App and web page records
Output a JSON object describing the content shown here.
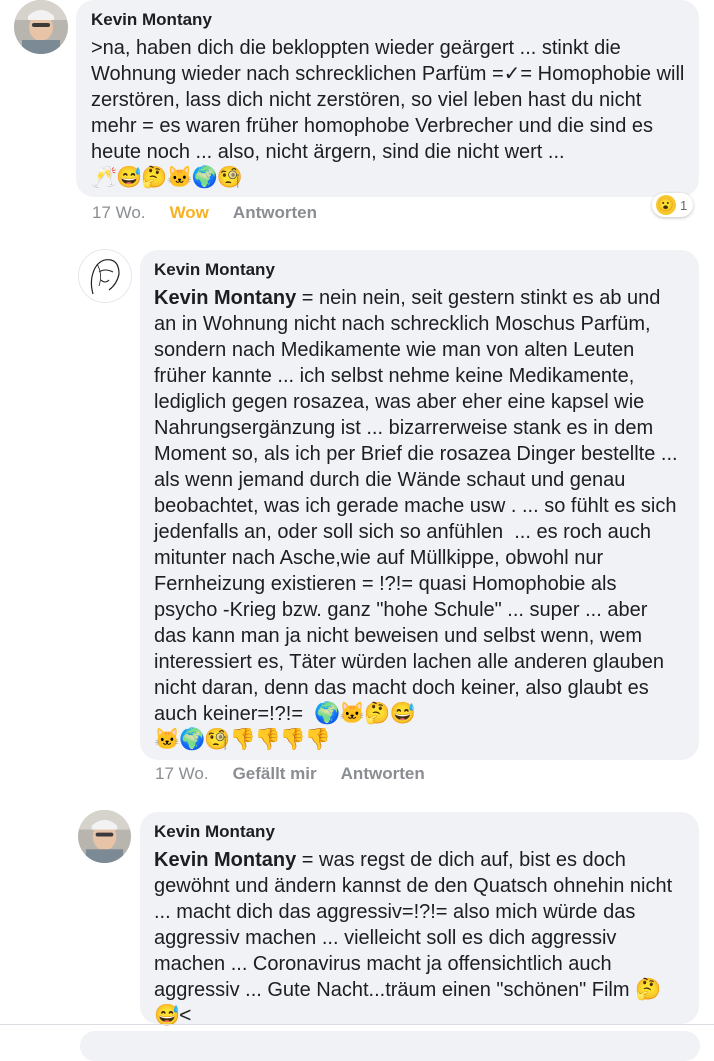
{
  "comments": [
    {
      "author": "Kevin Montany",
      "text": ">na, haben dich die bekloppten wieder geärgert ... stinkt die Wohnung wieder nach schrecklichen Parfüm =✓= Homophobie will zerstören, lass dich nicht zerstören, so viel leben hast du nicht mehr = es waren früher homophobe Verbrecher und die sind es heute noch ... also, nicht ärgern, sind die nicht wert ...",
      "emojis": "🥂😅🤔🐱🌍🧐",
      "time": "17 Wo.",
      "reaction_label": "Wow",
      "reply_label": "Antworten",
      "reaction_count": "1",
      "reaction_icon": "😮"
    },
    {
      "author": "Kevin Montany",
      "mention": "Kevin Montany",
      "text": " = nein nein, seit gestern stinkt es ab und an in Wohnung nicht nach schrecklich Moschus Parfüm, sondern nach Medikamente wie man von alten Leuten früher kannte ... ich selbst nehme keine Medikamente, lediglich gegen rosazea, was aber eher eine kapsel wie Nahrungsergänzung ist ... bizarrerweise stank es in dem Moment so, als ich per Brief die rosazea Dinger bestellte ... als wenn jemand durch die Wände schaut und genau beobachtet, was ich gerade mache usw . ... so fühlt es sich jedenfalls an, oder soll sich so anfühlen  ... es roch auch mitunter nach Asche,wie auf Müllkippe, obwohl nur Fernheizung existieren = !?!= quasi Homophobie als psycho -Krieg bzw. ganz \"hohe Schule\" ... super ... aber das kann man ja nicht beweisen und selbst wenn, wem interessiert es, Täter würden lachen alle anderen glauben nicht daran, denn das macht doch keiner, also glaubt es auch keiner=!?!=  ",
      "emojis_inline": "🌍🐱🤔😅",
      "emojis": "🐱🌍🧐👎👎👎👎",
      "time": "17 Wo.",
      "like_label": "Gefällt mir",
      "reply_label": "Antworten"
    },
    {
      "author": "Kevin Montany",
      "mention": "Kevin Montany",
      "text": " = was regst de dich auf, bist es doch gewöhnt und ändern kannst de den Quatsch ohnehin nicht ... macht dich das aggressiv=!?!= also mich würde das aggressiv machen ... vielleicht soll es dich aggressiv machen ... Coronavirus macht ja offensichtlich auch aggressiv ... Gute Nacht...träum einen \"schönen\" Film ",
      "emojis_inline": "🤔",
      "emojis": "😅<"
    }
  ]
}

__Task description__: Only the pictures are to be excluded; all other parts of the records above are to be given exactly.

__Answer to this problem__:
Output a JSON object describing the content shown here.
{
  "comments": [
    {
      "author": "Kevin Montany",
      "text": ">na, haben dich die bekloppten wieder geärgert ... stinkt die Wohnung wieder nach schrecklichen Parfüm =✓= Homophobie will zerstören, lass dich nicht zerstören, so viel leben hast du nicht mehr = es waren früher homophobe Verbrecher und die sind es heute noch ... also, nicht ärgern, sind die nicht wert ...",
      "emojis": "🥂😅🤔🐱🌍🧐",
      "time": "17 Wo.",
      "reaction_label": "Wow",
      "reply_label": "Antworten",
      "reaction_count": "1",
      "reaction_icon": "😮"
    },
    {
      "author": "Kevin Montany",
      "mention": "Kevin Montany",
      "text": " = nein nein, seit gestern stinkt es ab und an in Wohnung nicht nach schrecklich Moschus Parfüm, sondern nach Medikamente wie man von alten Leuten früher kannte ... ich selbst nehme keine Medikamente, lediglich gegen rosazea, was aber eher eine kapsel wie Nahrungsergänzung ist ... bizarrerweise stank es in dem Moment so, als ich per Brief die rosazea Dinger bestellte ... als wenn jemand durch die Wände schaut und genau beobachtet, was ich gerade mache usw . ... so fühlt es sich jedenfalls an, oder soll sich so anfühlen  ... es roch auch mitunter nach Asche,wie auf Müllkippe, obwohl nur Fernheizung existieren = !?!= quasi Homophobie als psycho -Krieg bzw. ganz \"hohe Schule\" ... super ... aber das kann man ja nicht beweisen und selbst wenn, wem interessiert es, Täter würden lachen alle anderen glauben nicht daran, denn das macht doch keiner, also glaubt es auch keiner=!?!=  ",
      "emojis_inline": "🌍🐱🤔😅",
      "emojis": "🐱🌍🧐👎👎👎👎",
      "time": "17 Wo.",
      "like_label": "Gefällt mir",
      "reply_label": "Antworten"
    },
    {
      "author": "Kevin Montany",
      "mention": "Kevin Montany",
      "text": " = was regst de dich auf, bist es doch gewöhnt und ändern kannst de den Quatsch ohnehin nicht ... macht dich das aggressiv=!?!= also mich würde das aggressiv machen ... vielleicht soll es dich aggressiv machen ... Coronavirus macht ja offensichtlich auch aggressiv ... Gute Nacht...träum einen \"schönen\" Film ",
      "emojis_inline": "🤔",
      "emojis": "😅<"
    }
  ]
}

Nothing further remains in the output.